##### EXERCISE MATERIAL #####

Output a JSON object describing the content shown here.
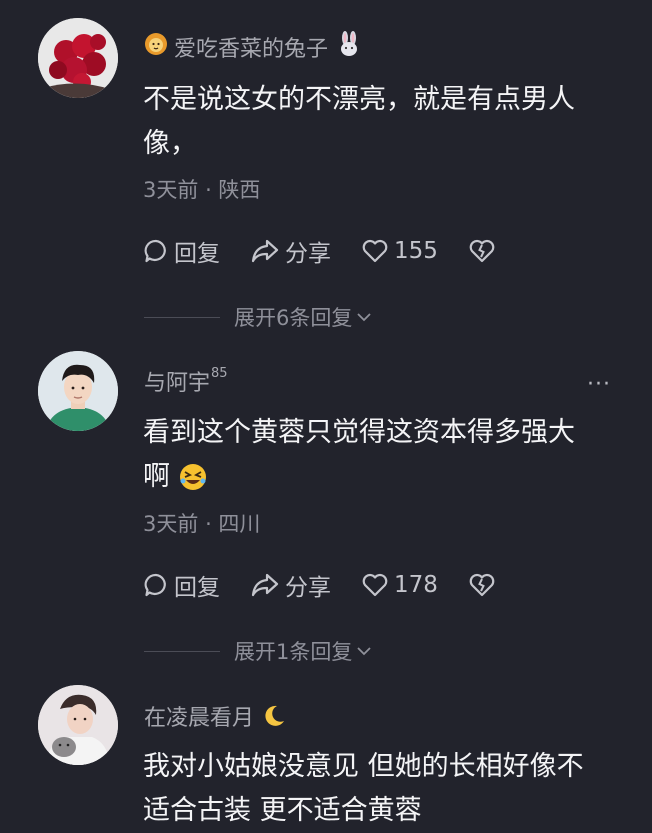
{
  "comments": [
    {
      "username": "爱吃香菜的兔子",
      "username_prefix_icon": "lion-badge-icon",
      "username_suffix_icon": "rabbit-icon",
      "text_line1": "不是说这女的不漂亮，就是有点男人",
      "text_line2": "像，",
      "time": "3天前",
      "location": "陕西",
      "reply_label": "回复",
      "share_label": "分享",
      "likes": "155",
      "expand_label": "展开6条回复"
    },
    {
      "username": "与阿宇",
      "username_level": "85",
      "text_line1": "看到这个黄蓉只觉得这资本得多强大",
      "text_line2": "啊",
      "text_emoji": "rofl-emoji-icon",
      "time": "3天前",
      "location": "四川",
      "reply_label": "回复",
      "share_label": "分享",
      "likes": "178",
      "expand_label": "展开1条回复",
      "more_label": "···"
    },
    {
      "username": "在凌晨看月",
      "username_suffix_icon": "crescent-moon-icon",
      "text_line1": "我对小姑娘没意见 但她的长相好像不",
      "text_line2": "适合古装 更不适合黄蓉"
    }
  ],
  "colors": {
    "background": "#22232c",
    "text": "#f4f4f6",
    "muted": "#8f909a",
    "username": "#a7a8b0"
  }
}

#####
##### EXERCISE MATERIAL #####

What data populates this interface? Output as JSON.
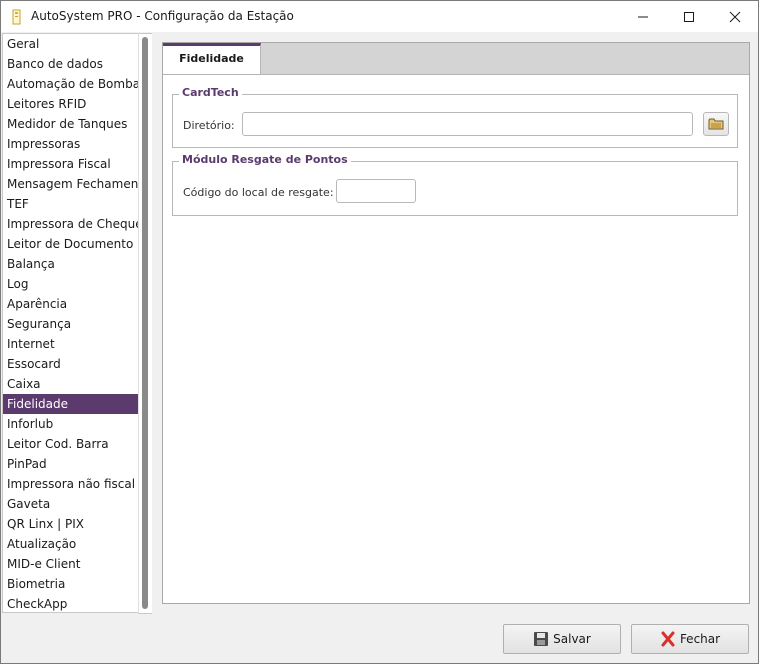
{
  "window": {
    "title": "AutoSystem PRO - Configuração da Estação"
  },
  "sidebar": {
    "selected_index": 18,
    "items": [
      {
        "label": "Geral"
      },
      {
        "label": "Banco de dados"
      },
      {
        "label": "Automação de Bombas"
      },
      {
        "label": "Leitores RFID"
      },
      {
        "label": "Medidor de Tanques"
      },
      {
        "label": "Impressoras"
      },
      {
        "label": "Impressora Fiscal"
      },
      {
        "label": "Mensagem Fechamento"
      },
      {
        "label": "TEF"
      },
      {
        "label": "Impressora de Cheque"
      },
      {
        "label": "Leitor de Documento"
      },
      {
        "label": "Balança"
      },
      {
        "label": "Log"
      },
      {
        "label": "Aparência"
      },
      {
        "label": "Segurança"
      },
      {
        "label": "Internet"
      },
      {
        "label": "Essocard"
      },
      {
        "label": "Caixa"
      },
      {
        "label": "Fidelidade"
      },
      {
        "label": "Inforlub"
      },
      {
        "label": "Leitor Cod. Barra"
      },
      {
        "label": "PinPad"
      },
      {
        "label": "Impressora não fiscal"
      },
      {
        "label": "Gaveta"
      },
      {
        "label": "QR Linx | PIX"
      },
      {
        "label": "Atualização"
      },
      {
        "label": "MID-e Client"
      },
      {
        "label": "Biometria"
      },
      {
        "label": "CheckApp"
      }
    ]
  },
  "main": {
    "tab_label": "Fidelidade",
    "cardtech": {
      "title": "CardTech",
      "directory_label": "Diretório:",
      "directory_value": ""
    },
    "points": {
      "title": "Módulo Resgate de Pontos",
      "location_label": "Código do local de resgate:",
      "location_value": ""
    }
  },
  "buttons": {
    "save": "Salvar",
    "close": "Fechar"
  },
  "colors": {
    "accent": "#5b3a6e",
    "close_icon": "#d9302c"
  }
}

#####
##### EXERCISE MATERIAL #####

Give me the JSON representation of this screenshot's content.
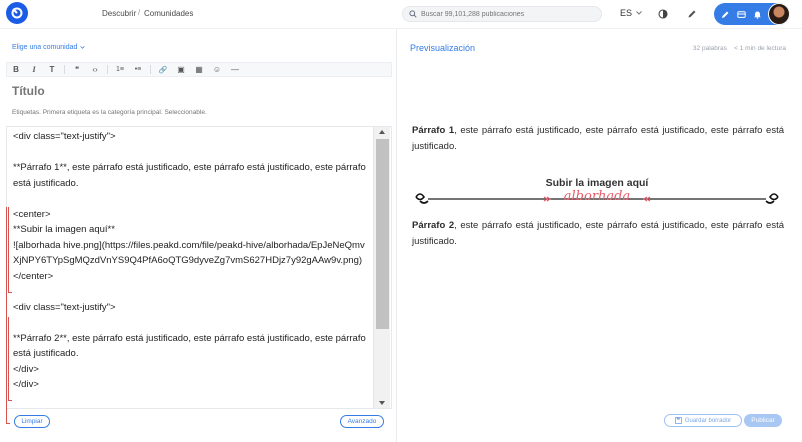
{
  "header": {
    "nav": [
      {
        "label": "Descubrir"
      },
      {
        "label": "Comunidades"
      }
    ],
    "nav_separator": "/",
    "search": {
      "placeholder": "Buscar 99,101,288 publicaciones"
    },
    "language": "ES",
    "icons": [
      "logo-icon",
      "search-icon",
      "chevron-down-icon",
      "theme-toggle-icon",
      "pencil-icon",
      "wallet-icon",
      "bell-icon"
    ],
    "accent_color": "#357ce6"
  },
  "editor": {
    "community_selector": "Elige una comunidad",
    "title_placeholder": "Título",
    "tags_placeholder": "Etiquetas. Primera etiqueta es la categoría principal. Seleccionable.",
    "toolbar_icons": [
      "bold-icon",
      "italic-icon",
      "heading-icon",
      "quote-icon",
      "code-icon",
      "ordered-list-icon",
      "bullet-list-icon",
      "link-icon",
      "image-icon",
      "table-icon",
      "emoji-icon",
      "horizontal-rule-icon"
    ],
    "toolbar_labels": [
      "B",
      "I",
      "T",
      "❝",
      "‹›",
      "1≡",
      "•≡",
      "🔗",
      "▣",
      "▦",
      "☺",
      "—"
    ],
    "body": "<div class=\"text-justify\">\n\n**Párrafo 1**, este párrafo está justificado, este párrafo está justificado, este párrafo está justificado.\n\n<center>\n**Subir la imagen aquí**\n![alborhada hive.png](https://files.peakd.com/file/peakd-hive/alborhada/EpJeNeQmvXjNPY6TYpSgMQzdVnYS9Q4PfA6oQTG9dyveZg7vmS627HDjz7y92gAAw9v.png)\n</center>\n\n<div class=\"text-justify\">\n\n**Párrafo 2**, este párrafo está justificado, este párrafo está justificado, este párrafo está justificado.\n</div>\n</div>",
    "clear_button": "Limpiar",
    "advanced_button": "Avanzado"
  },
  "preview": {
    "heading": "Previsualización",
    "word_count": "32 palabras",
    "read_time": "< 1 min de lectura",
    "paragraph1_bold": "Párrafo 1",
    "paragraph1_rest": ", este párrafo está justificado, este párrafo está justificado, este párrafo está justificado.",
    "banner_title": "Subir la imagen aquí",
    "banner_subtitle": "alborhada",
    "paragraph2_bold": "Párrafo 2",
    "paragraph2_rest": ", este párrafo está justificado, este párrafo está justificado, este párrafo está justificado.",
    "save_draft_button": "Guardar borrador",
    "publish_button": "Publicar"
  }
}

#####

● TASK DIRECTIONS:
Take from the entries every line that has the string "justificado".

● RESPONSE:
    "body": "<div class=\"text-justify\">\n\n**Párrafo 1**, este párrafo está justificado, este párrafo está justificado, este párrafo está justificado.\n\n<center>\n**Subir la imagen aquí**\n![alborhada hive.png](https://files.peakd.com/file/peakd-hive/alborhada/EpJeNeQmvXjNPY6TYpSgMQzdVnYS9Q4PfA6oQTG9dyveZg7vmS627HDjz7y92gAAw9v.png)\n</center>\n\n<div class=\"text-justify\">\n\n**Párrafo 2**, este párrafo está justificado, este párrafo está justificado, este párrafo está justificado.\n</div>\n</div>",
    "paragraph1_rest": ", este párrafo está justificado, este párrafo está justificado, este párrafo está justificado.",
    "paragraph2_rest": ", este párrafo está justificado, este párrafo está justificado, este párrafo está justificado.",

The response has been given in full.